EXTRACTED ENTRIES: Begin

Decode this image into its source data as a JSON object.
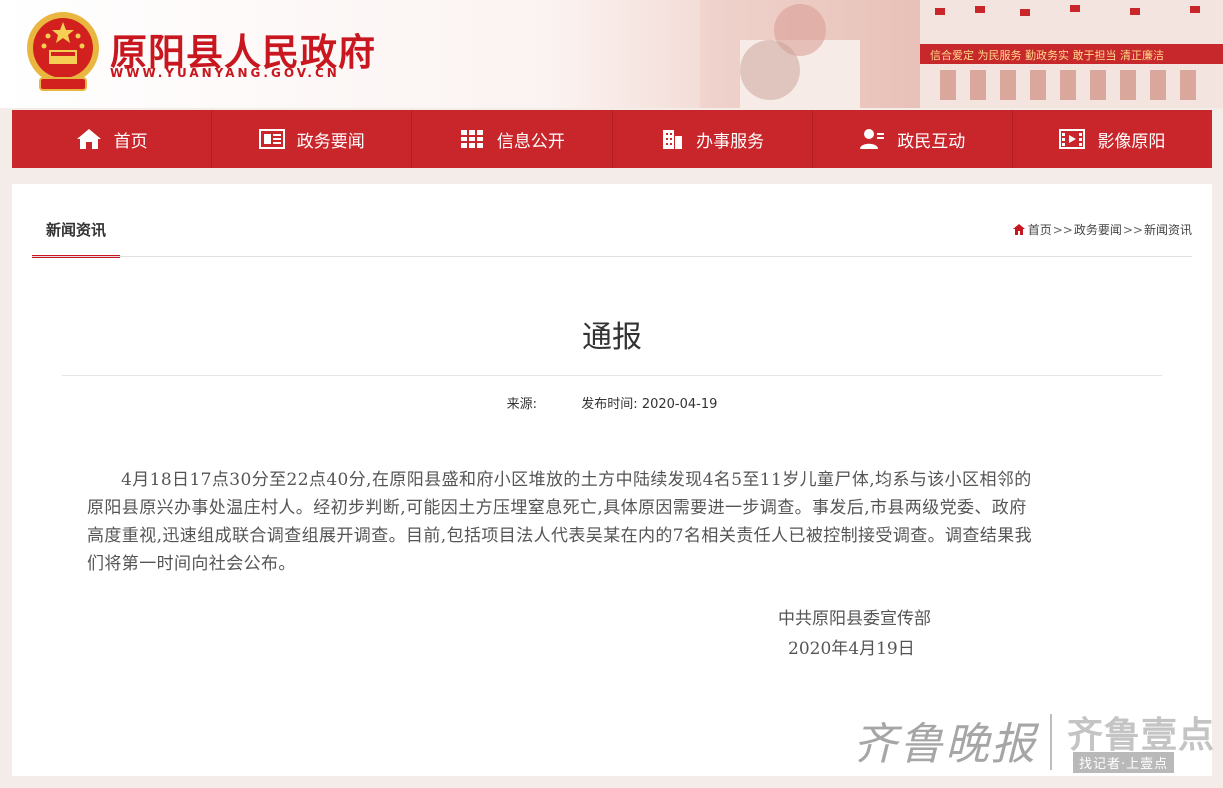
{
  "header": {
    "site_title": "原阳县人民政府",
    "domain": "WWW.YUANYANG.GOV.CN",
    "banner_slogans": "信合爱定  为民服务  勤政务实  敢于担当  清正廉洁"
  },
  "nav": {
    "items": [
      {
        "label": "首页",
        "icon": "home-icon"
      },
      {
        "label": "政务要闻",
        "icon": "newspaper-icon"
      },
      {
        "label": "信息公开",
        "icon": "books-icon"
      },
      {
        "label": "办事服务",
        "icon": "building-icon"
      },
      {
        "label": "政民互动",
        "icon": "user-chat-icon"
      },
      {
        "label": "影像原阳",
        "icon": "film-icon"
      }
    ]
  },
  "section": {
    "tab_label": "新闻资讯"
  },
  "breadcrumb": {
    "home": "首页",
    "sep": ">>",
    "level1": "政务要闻",
    "level2": "新闻资讯"
  },
  "article": {
    "title": "通报",
    "source_label": "来源:",
    "date_label": "发布时间:",
    "date": "2020-04-19",
    "body": "4月18日17点30分至22点40分,在原阳县盛和府小区堆放的土方中陆续发现4名5至11岁儿童尸体,均系与该小区相邻的原阳县原兴办事处温庄村人。经初步判断,可能因土方压埋窒息死亡,具体原因需要进一步调查。事发后,市县两级党委、政府高度重视,迅速组成联合调查组展开调查。目前,包括项目法人代表吴某在内的7名相关责任人已被控制接受调查。调查结果我们将第一时间向社会公布。",
    "sign_org": "中共原阳县委宣传部",
    "sign_date": "2020年4月19日"
  },
  "watermark": {
    "left": "齐鲁晚报",
    "right": "齐鲁壹点",
    "tag": "找记者·上壹点"
  },
  "colors": {
    "brand_red": "#c9262b",
    "text_gray": "#555555"
  }
}
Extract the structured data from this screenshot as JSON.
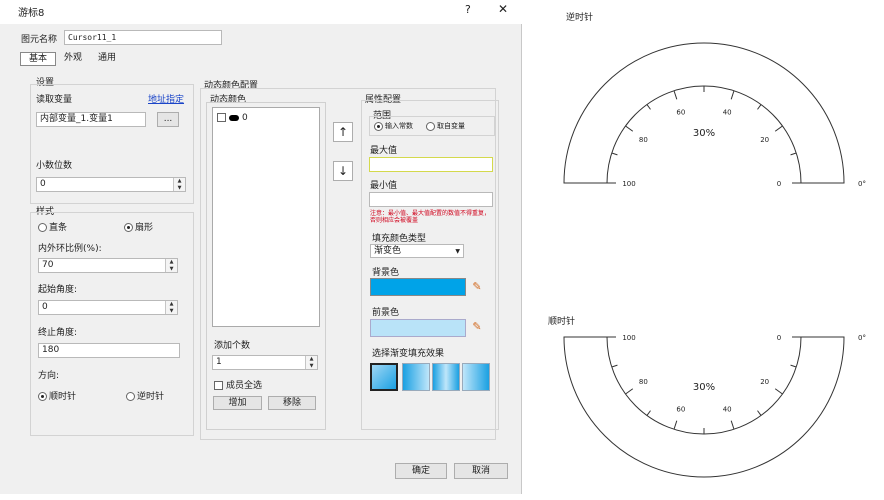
{
  "dialog": {
    "title": "游标8",
    "help_label": "?",
    "close_label": "✕",
    "name_label": "图元名称",
    "name_value": "Cursor11_1",
    "tabs": [
      "基本",
      "外观",
      "通用"
    ],
    "settings": {
      "title": "设置",
      "read_var_label": "读取变量",
      "link_label": "地址指定",
      "var_value": "内部变量_1.变量1",
      "browse_label": "...",
      "decimal_label": "小数位数",
      "decimal_value": "0"
    },
    "style": {
      "title": "样式",
      "option_straight": "直条",
      "option_fan": "扇形",
      "ratio_label": "内外环比例(%):",
      "ratio_value": "70",
      "start_angle_label": "起始角度:",
      "start_angle_value": "0",
      "end_angle_label": "终止角度:",
      "end_angle_value": "180",
      "direction_label": "方向:",
      "option_cw": "顺时针",
      "option_ccw": "逆时针"
    },
    "dynamic_color": {
      "title": "动态颜色配置",
      "list_title": "动态颜色",
      "list_item_value": "0",
      "up_label": "↑",
      "down_label": "↓",
      "add_count_label": "添加个数",
      "add_count_value": "1",
      "select_all_label": "成员全选",
      "add_button": "增加",
      "remove_button": "移除"
    },
    "properties": {
      "title": "属性配置",
      "range_label": "范围",
      "range_option_const": "输入常数",
      "range_option_var": "取自变量",
      "max_label": "最大值",
      "max_value": "",
      "min_label": "最小值",
      "min_value": "",
      "warning": "注意：最小值、最大值配置的数值不得重复，否则相应会被覆盖",
      "fill_type_label": "填充颜色类型",
      "fill_type_value": "渐变色",
      "bg_color_label": "背景色",
      "fg_color_label": "前景色",
      "gradient_label": "选择渐变填充效果"
    },
    "ok_button": "确定",
    "cancel_button": "取消"
  },
  "colors": {
    "background_color": "#00a3e8",
    "foreground_color": "#b9e3f8"
  },
  "gauges": {
    "ccw": {
      "title": "逆时针",
      "value_text": "30%",
      "labels": [
        "100",
        "80",
        "60",
        "40",
        "20",
        "0"
      ],
      "zero_degree": "0°"
    },
    "cw": {
      "title": "顺时针",
      "value_text": "30%",
      "labels": [
        "100",
        "80",
        "60",
        "40",
        "20",
        "0"
      ],
      "zero_degree": "0°"
    }
  }
}
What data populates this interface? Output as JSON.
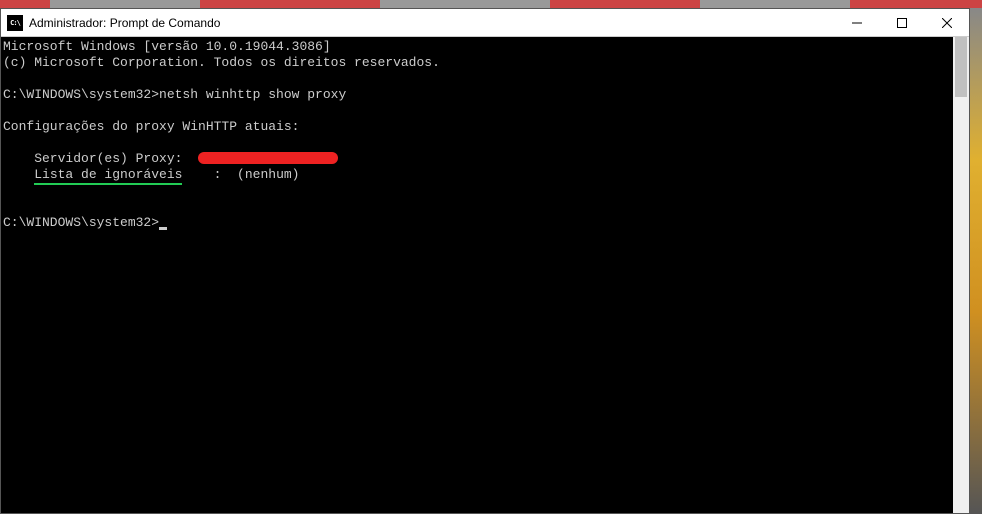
{
  "titlebar": {
    "icon_text": "C:\\",
    "title": "Administrador: Prompt de Comando"
  },
  "terminal": {
    "line1": "Microsoft Windows [versão 10.0.19044.3086]",
    "line2": "(c) Microsoft Corporation. Todos os direitos reservados.",
    "prompt1_path": "C:\\WINDOWS\\system32>",
    "command1": "netsh winhttp show proxy",
    "config_header": "Configurações do proxy WinHTTP atuais:",
    "proxy_label": "    Servidor(es) Proxy:  ",
    "bypass_label_indent": "    ",
    "bypass_label": "Lista de ignoráveis",
    "bypass_value": "    :  (nenhum)",
    "prompt2_path": "C:\\WINDOWS\\system32>"
  }
}
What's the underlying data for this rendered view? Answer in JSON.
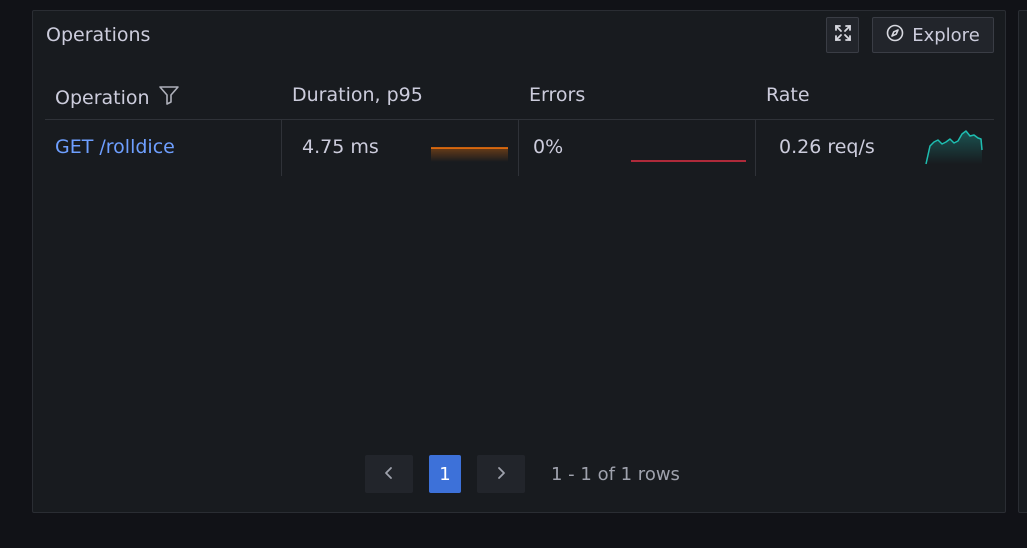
{
  "panel": {
    "title": "Operations",
    "explore_label": "Explore",
    "icons": {
      "expand": "expand-icon",
      "explore": "compass-icon",
      "filter": "filter-icon"
    }
  },
  "table": {
    "headers": {
      "operation": "Operation",
      "duration": "Duration, p95",
      "errors": "Errors",
      "rate": "Rate"
    },
    "rows": [
      {
        "operation": "GET /rolldice",
        "duration": "4.75 ms",
        "errors": "0%",
        "rate": "0.26 req/s"
      }
    ]
  },
  "pagination": {
    "current_page": "1",
    "info": "1 - 1 of 1 rows"
  },
  "colors": {
    "link": "#6e9fff",
    "duration_spark": "#ff780a",
    "errors_spark": "#e02f44",
    "rate_spark": "#1ebdb0",
    "page_active": "#3d71d9"
  }
}
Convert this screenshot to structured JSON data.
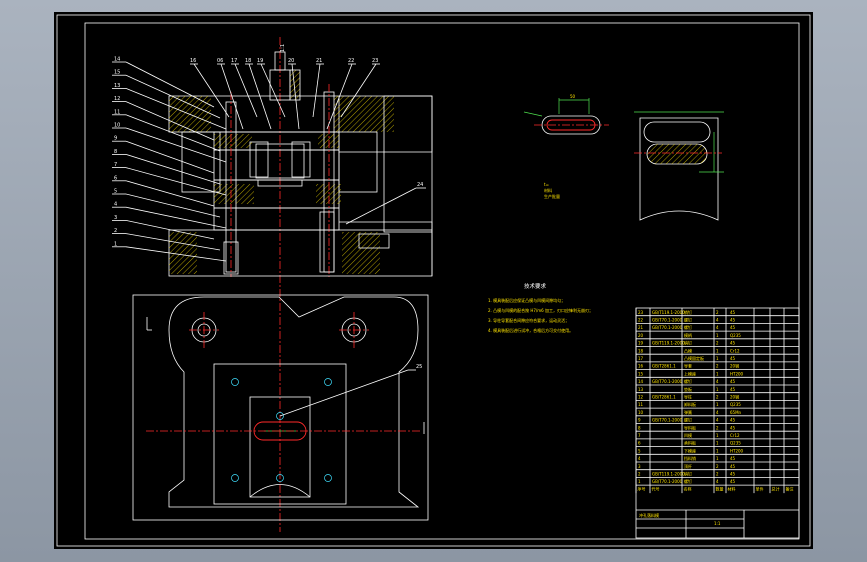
{
  "drawing": {
    "viewport_bg": "#000000",
    "page_bg": "#9aa4b1",
    "colors": {
      "outline": "#ffffff",
      "centerline": "#ff2a2a",
      "hatch": "#ffe400",
      "dim": "#4fe24f",
      "accent": "#40e0ff"
    },
    "section_view": {
      "callouts_left": [
        "14",
        "15",
        "13",
        "12",
        "11",
        "10",
        "9",
        "8",
        "7",
        "6",
        "5",
        "4",
        "3",
        "2",
        "1"
      ],
      "callouts_top": [
        "16",
        "06",
        "17",
        "18",
        "19",
        "20",
        "21",
        "22",
        "23"
      ],
      "callout_right": "24",
      "top_callout": "1:1"
    },
    "plan_view": {
      "callout": "25"
    },
    "part_views": {
      "dim_label": "50",
      "note_lines": [
        "t=",
        "材料",
        "生产批量"
      ]
    },
    "notes": {
      "title": "技术要求",
      "lines": [
        "1. 模具装配后应保证凸模与凹模间隙均匀；",
        "2. 凸模与凹模的配合按 H7/m6 加工，刃口应锋利无崩刃；",
        "3. 导柱导套配合间隙应符合要求，运动灵活；",
        "4. 模具装配后进行试冲，合格后方可交付使用。"
      ]
    },
    "parts_table": {
      "rows": [
        [
          "23",
          "GB/T119.1-2000",
          "销钉",
          "2",
          "45"
        ],
        [
          "22",
          "GB/T70.1-2000",
          "螺钉",
          "4",
          "45"
        ],
        [
          "21",
          "GB/T70.1-2000",
          "螺钉",
          "4",
          "45"
        ],
        [
          "20",
          "",
          "模柄",
          "1",
          "Q235"
        ],
        [
          "19",
          "GB/T119.1-2000",
          "销钉",
          "2",
          "45"
        ],
        [
          "18",
          "",
          "凸模",
          "1",
          "Cr12"
        ],
        [
          "17",
          "",
          "凸模固定板",
          "1",
          "45"
        ],
        [
          "16",
          "GB/T2861.1",
          "导套",
          "2",
          "20钢"
        ],
        [
          "15",
          "",
          "上模座",
          "1",
          "HT200"
        ],
        [
          "14",
          "GB/T70.1-2000",
          "螺钉",
          "4",
          "45"
        ],
        [
          "13",
          "",
          "垫板",
          "1",
          "45"
        ],
        [
          "12",
          "GB/T2861.1",
          "导柱",
          "2",
          "20钢"
        ],
        [
          "11",
          "",
          "卸料板",
          "1",
          "Q235"
        ],
        [
          "10",
          "",
          "弹簧",
          "4",
          "65Mn"
        ],
        [
          "9",
          "GB/T70.1-2000",
          "螺钉",
          "4",
          "45"
        ],
        [
          "8",
          "",
          "导料板",
          "2",
          "45"
        ],
        [
          "7",
          "",
          "凹模",
          "1",
          "Cr12"
        ],
        [
          "6",
          "",
          "承料板",
          "1",
          "Q235"
        ],
        [
          "5",
          "",
          "下模座",
          "1",
          "HT200"
        ],
        [
          "4",
          "",
          "挡料销",
          "1",
          "45"
        ],
        [
          "3",
          "",
          "顶杆",
          "2",
          "45"
        ],
        [
          "2",
          "GB/T119.1-2000",
          "销钉",
          "2",
          "45"
        ],
        [
          "1",
          "GB/T70.1-2000",
          "螺钉",
          "4",
          "45"
        ]
      ],
      "header": [
        "序号",
        "代号",
        "名称",
        "数量",
        "材料",
        "单件",
        "总计",
        "备注"
      ]
    },
    "title_block": {
      "left_top": "冲孔落料模",
      "scale": "1:1"
    }
  }
}
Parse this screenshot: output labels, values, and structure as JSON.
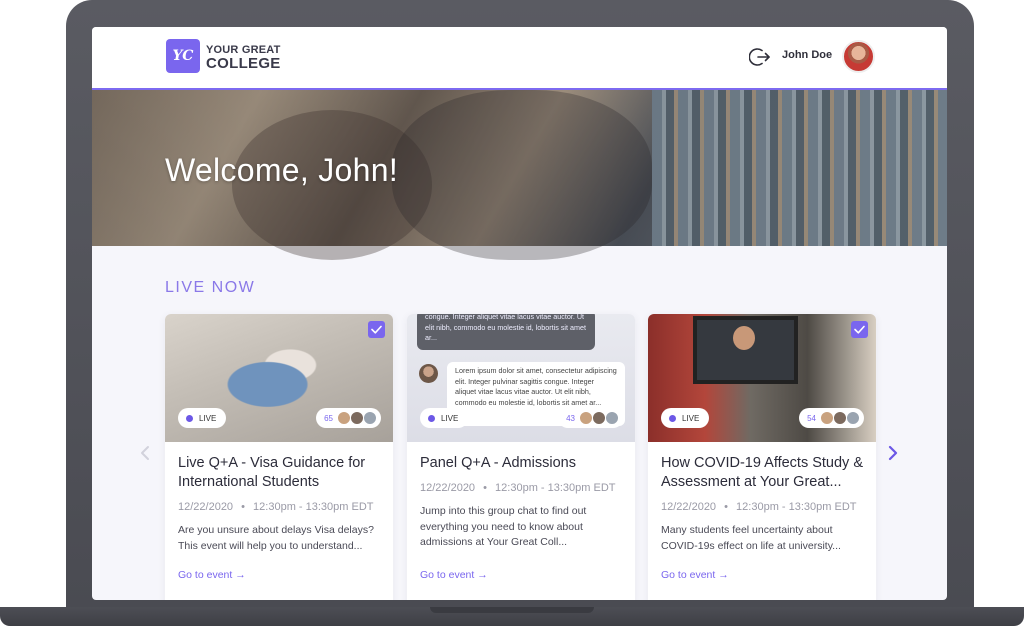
{
  "header": {
    "logo_badge": "YC",
    "logo_line1": "YOUR GREAT",
    "logo_line2": "COLLEGE",
    "user_name": "John Doe",
    "logout_icon": "logout-icon"
  },
  "hero": {
    "title": "Welcome, John!"
  },
  "section": {
    "title": "LIVE NOW"
  },
  "colors": {
    "accent": "#7a66ee",
    "header_border": "#7d6af0",
    "section_title": "#8a78e8"
  },
  "cards": [
    {
      "live_label": "LIVE",
      "viewers": "65",
      "title": "Live Q+A - Visa Guidance for International Students",
      "date": "12/22/2020",
      "time": "12:30pm - 13:30pm EDT",
      "description": "Are you unsure about delays Visa delays? This event will help you to understand...",
      "link": "Go to event →",
      "checked": true
    },
    {
      "live_label": "LIVE",
      "viewers": "43",
      "title": "Panel Q+A - Admissions",
      "date": "12/22/2020",
      "time": "12:30pm - 13:30pm EDT",
      "description": "Jump into this group chat to find out everything you need to know about admissions at Your Great Coll...",
      "link": "Go to event →",
      "checked": false,
      "chat_dark": "congue. Integer aliquet vitae lacus vitae auctor. Ut elit nibh, commodo eu molestie id, lobortis sit amet ar...",
      "chat_light": "Lorem ipsum dolor sit amet, consectetur adipiscing elit. Integer pulvinar sagittis congue. Integer aliquet vitae lacus vitae auctor. Ut elit nibh, commodo eu molestie id, lobortis sit amet ar..."
    },
    {
      "live_label": "LIVE",
      "viewers": "54",
      "title": "How COVID-19 Affects Study & Assessment at Your Great...",
      "date": "12/22/2020",
      "time": "12:30pm - 13:30pm EDT",
      "description": "Many students feel uncertainty about COVID-19s effect on life at university...",
      "link": "Go to event →",
      "checked": true
    }
  ],
  "meta_separator": "•"
}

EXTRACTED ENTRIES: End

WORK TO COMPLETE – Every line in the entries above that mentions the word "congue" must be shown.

RESPONSE –
      "chat_dark": "congue. Integer aliquet vitae lacus vitae auctor. Ut elit nibh, commodo eu molestie id, lobortis sit amet ar...",
      "chat_light": "Lorem ipsum dolor sit amet, consectetur adipiscing elit. Integer pulvinar sagittis congue. Integer aliquet vitae lacus vitae auctor. Ut elit nibh, commodo eu molestie id, lobortis sit amet ar..."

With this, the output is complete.